I sent him for an MRI fairly quickly, and as you can see here, one, you can see his physes are still easily visualized in the MRI, there is this big metaphyseal extension of his fracture here, and although you canít see it as well, he actually had a fracture of the proximal tibia as well, so these were two separate injuries. He was treated in a cylinder leg cast for about four weeks.

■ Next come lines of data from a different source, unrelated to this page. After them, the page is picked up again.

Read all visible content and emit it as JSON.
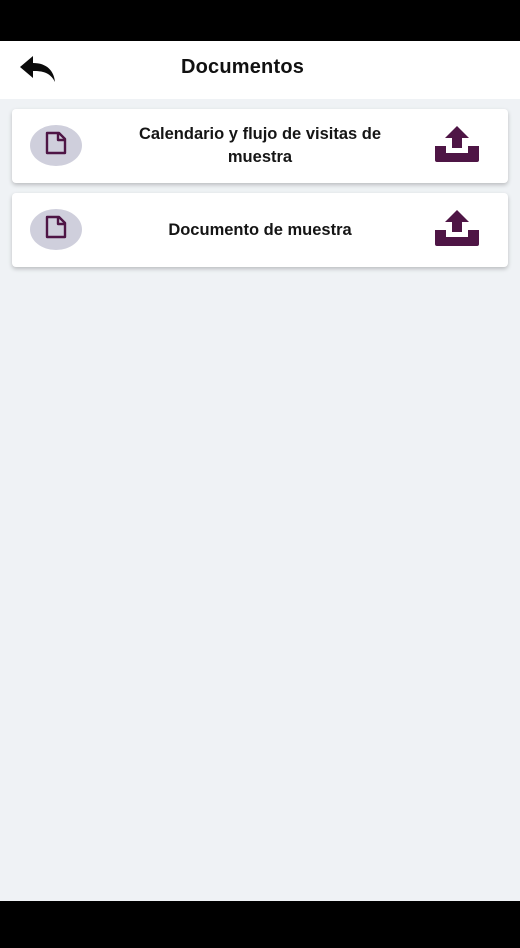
{
  "header": {
    "title": "Documentos",
    "back_icon": "back-arrow-icon"
  },
  "documents": [
    {
      "title": "Calendario y flujo de visitas de muestra",
      "icon": "document-icon",
      "action_icon": "upload-icon"
    },
    {
      "title": "Documento de muestra",
      "icon": "document-icon",
      "action_icon": "upload-icon"
    }
  ],
  "colors": {
    "accent": "#4e1545",
    "icon_circle": "#cfcfdc",
    "background": "#eff2f5",
    "header": "#ffffff"
  }
}
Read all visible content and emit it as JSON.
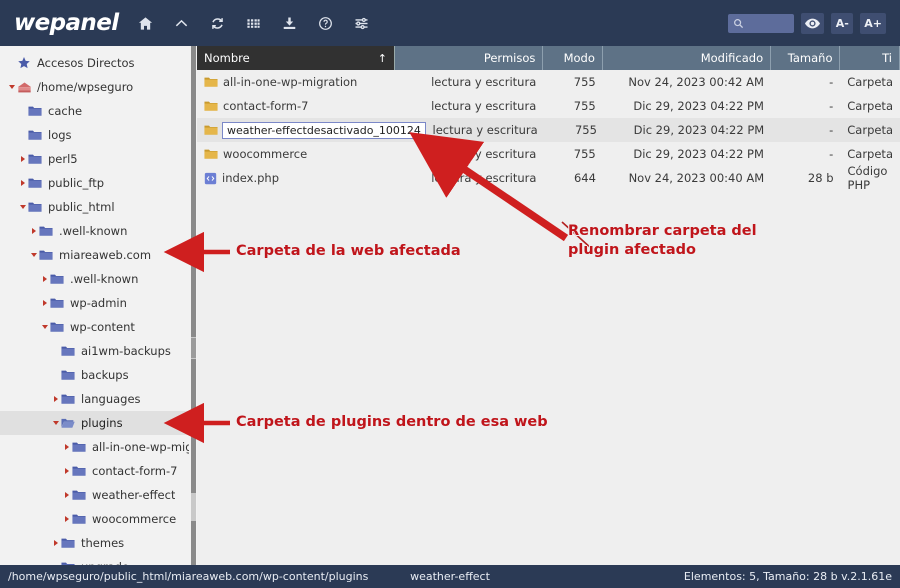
{
  "toolbar": {
    "brand": "wepanel",
    "icons": [
      {
        "name": "home-icon",
        "label": "Inicio"
      },
      {
        "name": "chevron-up-icon",
        "label": "Subir"
      },
      {
        "name": "refresh-icon",
        "label": "Recargar"
      },
      {
        "name": "grid-icon",
        "label": "Vista"
      },
      {
        "name": "download-icon",
        "label": "Descargar"
      },
      {
        "name": "help-icon",
        "label": "Ayuda"
      },
      {
        "name": "settings-sliders-icon",
        "label": "Ajustes"
      }
    ],
    "search_placeholder": "",
    "search_value": "",
    "eye_icon": "eye-icon",
    "font_decrease": "A-",
    "font_increase": "A+",
    "bg_color": "#2b3a55",
    "accent_color": "#5d6c9b"
  },
  "sidebar": {
    "items": [
      {
        "label": "Accesos Directos",
        "depth": 0,
        "icon": "star-icon",
        "caret": "none",
        "selected": false
      },
      {
        "label": "/home/wpseguro",
        "depth": 0,
        "icon": "home-folder-icon",
        "caret": "open",
        "selected": false
      },
      {
        "label": "cache",
        "depth": 1,
        "icon": "folder-icon",
        "caret": "none",
        "selected": false
      },
      {
        "label": "logs",
        "depth": 1,
        "icon": "folder-icon",
        "caret": "none",
        "selected": false
      },
      {
        "label": "perl5",
        "depth": 1,
        "icon": "folder-icon",
        "caret": "closed",
        "selected": false
      },
      {
        "label": "public_ftp",
        "depth": 1,
        "icon": "folder-icon",
        "caret": "closed",
        "selected": false
      },
      {
        "label": "public_html",
        "depth": 1,
        "icon": "folder-icon",
        "caret": "open",
        "selected": false
      },
      {
        "label": ".well-known",
        "depth": 2,
        "icon": "folder-icon",
        "caret": "closed",
        "selected": false
      },
      {
        "label": "miareaweb.com",
        "depth": 2,
        "icon": "folder-icon",
        "caret": "open",
        "selected": false
      },
      {
        "label": ".well-known",
        "depth": 3,
        "icon": "folder-icon",
        "caret": "closed",
        "selected": false
      },
      {
        "label": "wp-admin",
        "depth": 3,
        "icon": "folder-icon",
        "caret": "closed",
        "selected": false
      },
      {
        "label": "wp-content",
        "depth": 3,
        "icon": "folder-icon",
        "caret": "open",
        "selected": false
      },
      {
        "label": "ai1wm-backups",
        "depth": 4,
        "icon": "folder-icon",
        "caret": "none",
        "selected": false
      },
      {
        "label": "backups",
        "depth": 4,
        "icon": "folder-icon",
        "caret": "none",
        "selected": false
      },
      {
        "label": "languages",
        "depth": 4,
        "icon": "folder-icon",
        "caret": "closed",
        "selected": false
      },
      {
        "label": "plugins",
        "depth": 4,
        "icon": "folder-open-icon",
        "caret": "open",
        "selected": true
      },
      {
        "label": "all-in-one-wp-migr",
        "depth": 5,
        "icon": "folder-icon",
        "caret": "closed",
        "selected": false
      },
      {
        "label": "contact-form-7",
        "depth": 5,
        "icon": "folder-icon",
        "caret": "closed",
        "selected": false
      },
      {
        "label": "weather-effect",
        "depth": 5,
        "icon": "folder-icon",
        "caret": "closed",
        "selected": false
      },
      {
        "label": "woocommerce",
        "depth": 5,
        "icon": "folder-icon",
        "caret": "closed",
        "selected": false
      },
      {
        "label": "themes",
        "depth": 4,
        "icon": "folder-icon",
        "caret": "closed",
        "selected": false
      },
      {
        "label": "upgrade",
        "depth": 4,
        "icon": "folder-icon",
        "caret": "none",
        "selected": false
      }
    ]
  },
  "filelist": {
    "columns": [
      {
        "key": "name",
        "label": "Nombre",
        "active": true,
        "sort": "↑"
      },
      {
        "key": "perm",
        "label": "Permisos",
        "active": false,
        "sort": ""
      },
      {
        "key": "mode",
        "label": "Modo",
        "active": false,
        "sort": ""
      },
      {
        "key": "mod",
        "label": "Modificado",
        "active": false,
        "sort": ""
      },
      {
        "key": "size",
        "label": "Tamaño",
        "active": false,
        "sort": ""
      },
      {
        "key": "type",
        "label": "Ti",
        "active": false,
        "sort": ""
      }
    ],
    "rows": [
      {
        "name": "all-in-one-wp-migration",
        "icon": "folder-icon",
        "perm": "lectura y escritura",
        "mode": "755",
        "mod": "Nov 24, 2023 00:42 AM",
        "size": "-",
        "type": "Carpeta",
        "selected": false,
        "renaming": false
      },
      {
        "name": "contact-form-7",
        "icon": "folder-icon",
        "perm": "lectura y escritura",
        "mode": "755",
        "mod": "Dic 29, 2023 04:22 PM",
        "size": "-",
        "type": "Carpeta",
        "selected": false,
        "renaming": false
      },
      {
        "name": "weather-effectdesactivado_100124",
        "icon": "folder-icon",
        "perm": "lectura y escritura",
        "mode": "755",
        "mod": "Dic 29, 2023 04:22 PM",
        "size": "-",
        "type": "Carpeta",
        "selected": true,
        "renaming": true
      },
      {
        "name": "woocommerce",
        "icon": "folder-icon",
        "perm": "lectura y escritura",
        "mode": "755",
        "mod": "Dic 29, 2023 04:22 PM",
        "size": "-",
        "type": "Carpeta",
        "selected": false,
        "renaming": false
      },
      {
        "name": "index.php",
        "icon": "php-file-icon",
        "perm": "lectura y escritura",
        "mode": "644",
        "mod": "Nov 24, 2023 00:40 AM",
        "size": "28 b",
        "type": "Código PHP",
        "selected": false,
        "renaming": false
      }
    ]
  },
  "statusbar": {
    "path": "/home/wpseguro/public_html/miareaweb.com/wp-content/plugins",
    "selection": "weather-effect",
    "info": "Elementos: 5, Tamaño: 28 b v.2.1.61e"
  },
  "annotations": {
    "color": "#c0151b",
    "web_folder": "Carpeta de la web afectada",
    "rename": "Renombrar carpeta del\nplugin afectado",
    "plugins_folder": "Carpeta de plugins dentro de esa web"
  }
}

The knees are the first thing to go, in kids, I think itís the most common thing, knee pain, I think the examples I showed previously, they come far and few in between all the Osgood-Schlatterís and other more common types of knee pain that we see. Again, pain in the Osgood-Schlatterís is localized to the tibial tubercle. It can affect as many as 205% of athletes, it may be less common in non-athletes, girls, it tends to occur just a little bit younger than the boys, they say more commonly unilateral, but I see a fairly frequent number of cases of bilateral pathology as well. Itís typically associated with jumping and cutting.

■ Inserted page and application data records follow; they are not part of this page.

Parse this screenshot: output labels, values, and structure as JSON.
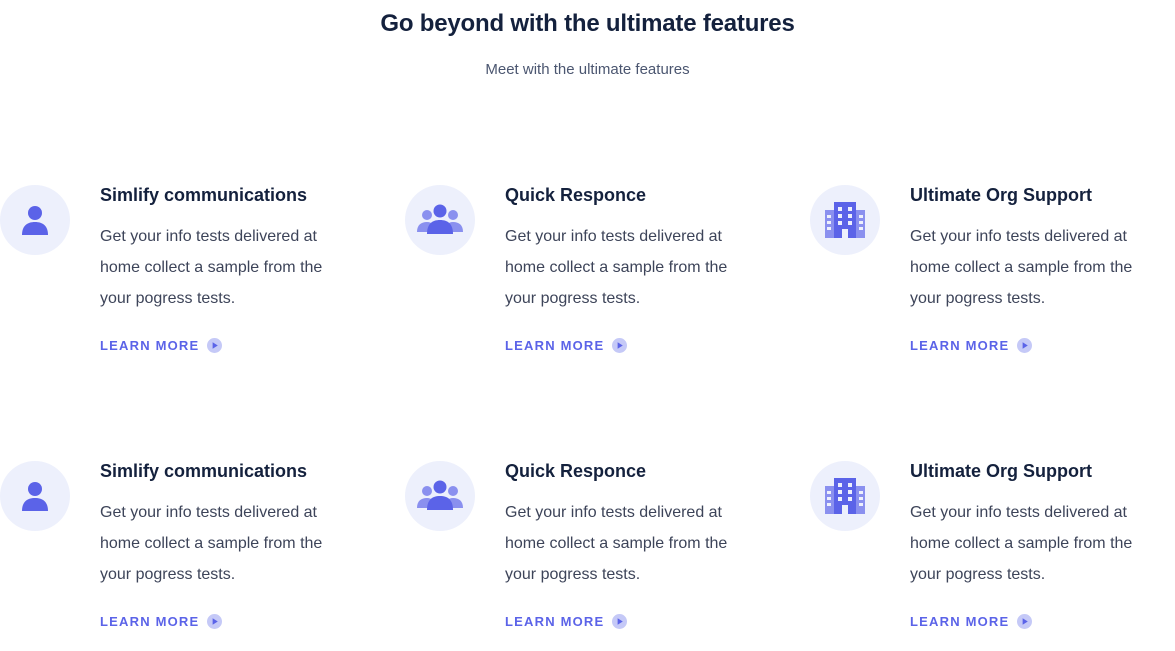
{
  "header": {
    "title": "Go beyond with the ultimate features",
    "subtitle": "Meet with the ultimate features"
  },
  "colors": {
    "accent": "#5b63e8",
    "icon_bg": "#edf0fc",
    "heading": "#14213d",
    "body": "#3d4459"
  },
  "features": [
    {
      "icon": "user-icon",
      "title": "Simlify communications",
      "description": "Get your info tests delivered at home collect a sample from the your pogress tests.",
      "link_label": "LEARN MORE"
    },
    {
      "icon": "group-icon",
      "title": "Quick Responce",
      "description": "Get your info tests delivered at home collect a sample from the your pogress tests.",
      "link_label": "LEARN MORE"
    },
    {
      "icon": "building-icon",
      "title": "Ultimate Org Support",
      "description": "Get your info tests delivered at home collect a sample from the your pogress tests.",
      "link_label": "LEARN MORE"
    },
    {
      "icon": "user-icon",
      "title": "Simlify communications",
      "description": "Get your info tests delivered at home collect a sample from the your pogress tests.",
      "link_label": "LEARN MORE"
    },
    {
      "icon": "group-icon",
      "title": "Quick Responce",
      "description": "Get your info tests delivered at home collect a sample from the your pogress tests.",
      "link_label": "LEARN MORE"
    },
    {
      "icon": "building-icon",
      "title": "Ultimate Org Support",
      "description": "Get your info tests delivered at home collect a sample from the your pogress tests.",
      "link_label": "LEARN MORE"
    }
  ]
}
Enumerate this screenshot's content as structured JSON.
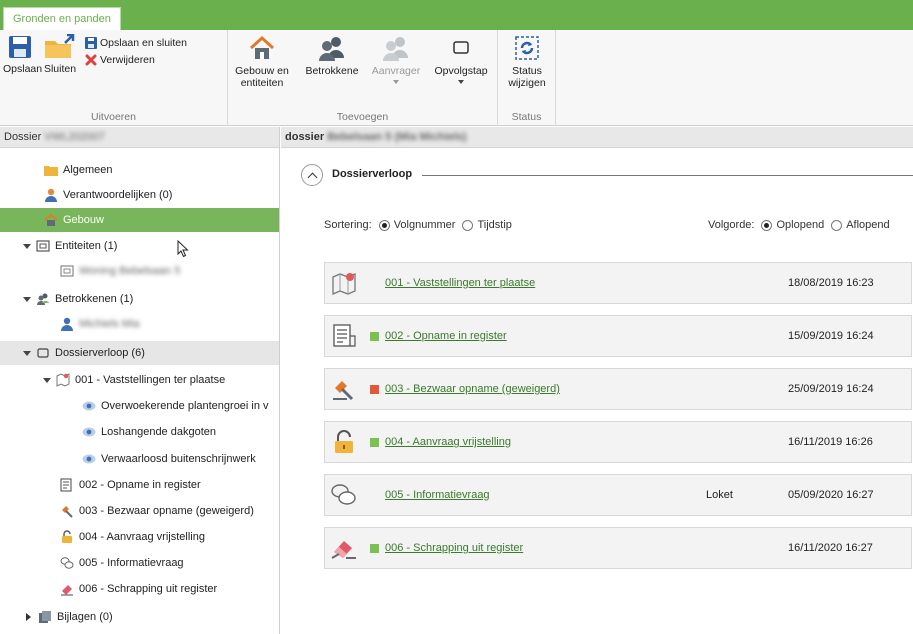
{
  "app": {
    "active_tab": "Gronden en panden"
  },
  "ribbon": {
    "groups": [
      {
        "label": "Uitvoeren"
      },
      {
        "label": "Toevoegen"
      },
      {
        "label": "Status"
      }
    ],
    "opslaan": "Opslaan",
    "sluiten": "Sluiten",
    "opslaan_sluiten": "Opslaan en sluiten",
    "verwijderen": "Verwijderen",
    "gebouw_line1": "Gebouw en",
    "gebouw_line2": "entiteiten",
    "betrokkene": "Betrokkene",
    "aanvrager": "Aanvrager",
    "opvolgstap": "Opvolgstap",
    "status_line1": "Status",
    "status_line2": "wijzigen"
  },
  "left": {
    "header": "Dossier",
    "header_blurred": "VWL202007",
    "items": [
      {
        "label": "Algemeen"
      },
      {
        "label": "Verantwoordelijken (0)"
      },
      {
        "label": "Gebouw"
      },
      {
        "label": "Entiteiten (1)"
      },
      {
        "label": "Woning Bebelsaan 5"
      },
      {
        "label": "Betrokkenen (1)"
      },
      {
        "label": "Michiels Mia"
      },
      {
        "label": "Dossierverloop (6)"
      },
      {
        "label": "001 - Vaststellingen ter plaatse"
      },
      {
        "label": "Overwoekerende plantengroei in v"
      },
      {
        "label": "Loshangende dakgoten"
      },
      {
        "label": "Verwaarloosd buitenschrijnwerk"
      },
      {
        "label": "002 - Opname in register"
      },
      {
        "label": "003 - Bezwaar opname (geweigerd)"
      },
      {
        "label": "004 - Aanvraag vrijstelling"
      },
      {
        "label": "005 - Informatievraag"
      },
      {
        "label": "006 - Schrapping uit register"
      },
      {
        "label": "Bijlagen (0)"
      }
    ]
  },
  "right": {
    "header": "dossier",
    "header_blurred": "Bebelsaan 5 (Mia Michiels)",
    "section_title": "Dossierverloop",
    "sortering_label": "Sortering:",
    "sort_opt1": "Volgnummer",
    "sort_opt2": "Tijdstip",
    "volgorde_label": "Volgorde:",
    "order_opt1": "Oplopend",
    "order_opt2": "Aflopend",
    "steps": [
      {
        "title": "001 - Vaststellingen ter plaatse",
        "extra": "",
        "datetime": "18/08/2019 16:23",
        "icon": "map-icon",
        "status_color": ""
      },
      {
        "title": "002 - Opname in register",
        "extra": "",
        "datetime": "15/09/2019 16:24",
        "icon": "register-icon",
        "status_color": "#7cc04f"
      },
      {
        "title": "003 - Bezwaar opname (geweigerd)",
        "extra": "",
        "datetime": "25/09/2019 16:24",
        "icon": "gavel-icon",
        "status_color": "#e05a3a"
      },
      {
        "title": "004 - Aanvraag vrijstelling",
        "extra": "",
        "datetime": "16/11/2019 16:26",
        "icon": "unlock-icon",
        "status_color": "#7cc04f"
      },
      {
        "title": "005 - Informatievraag",
        "extra": "Loket",
        "datetime": "05/09/2020 16:27",
        "icon": "chat-icon",
        "status_color": ""
      },
      {
        "title": "006 - Schrapping uit register",
        "extra": "",
        "datetime": "16/11/2020 16:27",
        "icon": "eraser-icon",
        "status_color": "#7cc04f"
      }
    ]
  },
  "colors": {
    "accent": "#6ab04c",
    "selected": "#79b65b",
    "link": "#3a7a2a"
  }
}
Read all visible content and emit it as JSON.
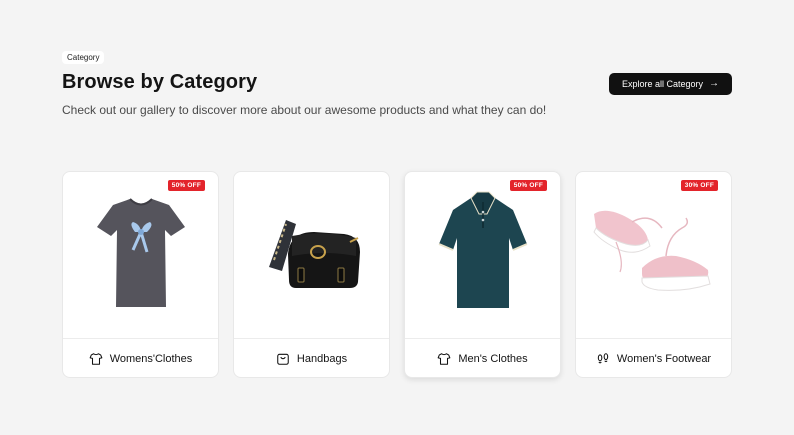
{
  "section": {
    "badge": "Category",
    "title": "Browse by Category",
    "subtitle": "Check out our gallery to discover more about our awesome products and what they can do!",
    "explore_label": "Explore all Category",
    "explore_icon": "arrow-right-icon"
  },
  "cards": [
    {
      "label": "Womens'Clothes",
      "discount": "50% OFF",
      "icon": "shirt-icon"
    },
    {
      "label": "Handbags",
      "discount": "",
      "icon": "bag-icon"
    },
    {
      "label": "Men's Clothes",
      "discount": "50% OFF",
      "icon": "shirt-icon"
    },
    {
      "label": "Women's Footwear",
      "discount": "30% OFF",
      "icon": "footprints-icon"
    }
  ],
  "colors": {
    "background": "#f4f4f4",
    "button": "#111111",
    "discount": "#e3242b"
  }
}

Imaging studies, it may be a little bit controversial in terms of should you image these routinely or not. If itís bilateral, if itís classic and they seem to fit into grade I or II, and there is nothing else thatís really worrying you, then I think you can get away without an image and start treatment, and see them back in four to six weeks to make sure that things are going well. If they are not doing well, and if there is anything that worries you, then go ahead and get x-rays.

What we do look for sometimes, this is a 13-year-old boy who had anterior knee pain for several months, and what you look for sometimes and this isnít a great example, but elevation of the tibial tubercle here. What they show you on the side over here is a different patient who had sort of pain along the length of his patellar tendon, he seemed a little bit sore here, seemed particularly tender at the inferior pole of the patella, and he has this sort of inferior patellar sleeve fracture, sometimes an ossicle can actually occur here in this area. Sometimes even in Osgood-Schlatterís you can have ossicles in the distal patellar tendon as well.

Treatment again, first thing is to tell parents that this is a self-limiting condition, kids really do outgrow this problem, the problem is that they show up at 8, 9, 10 years old, it may be several years before t heir growth plates close, and they are going to continue to grow, so flexibility is going to continue to be an issue. Icing the knee can help, prepost exercise, lots of flexibility, as much as you can encourage. Stresses across the knee joint in general, in terms of therapy occur with flexion.

Sever disease, calcaneal epiphysitis, they often present with heal pain, they may or may not have a painful bump at the insertion of the Achilles tendon. Almost at the same age in girls and boys, same contributing factor, growth spurt, weak ankle dorsiflexors repetitive microtrauma, and improper biomechanics. I look for things, again, have them stand.

Just to summarize, pediatric athletes are more susceptible to growth plate injuries, so thatís the thing you want to rule out first, pain at the end of long bones is a bony problem until proven otherwise. Proceed from there, and again, if you feel comfortable as a primary care doctor with basis anatomy and have some knowledge of biomechanics, you should be able to make a good job of diagnosis and initiate diagnostic imaging and even treatment. I want you to feel comfortable with referring as well.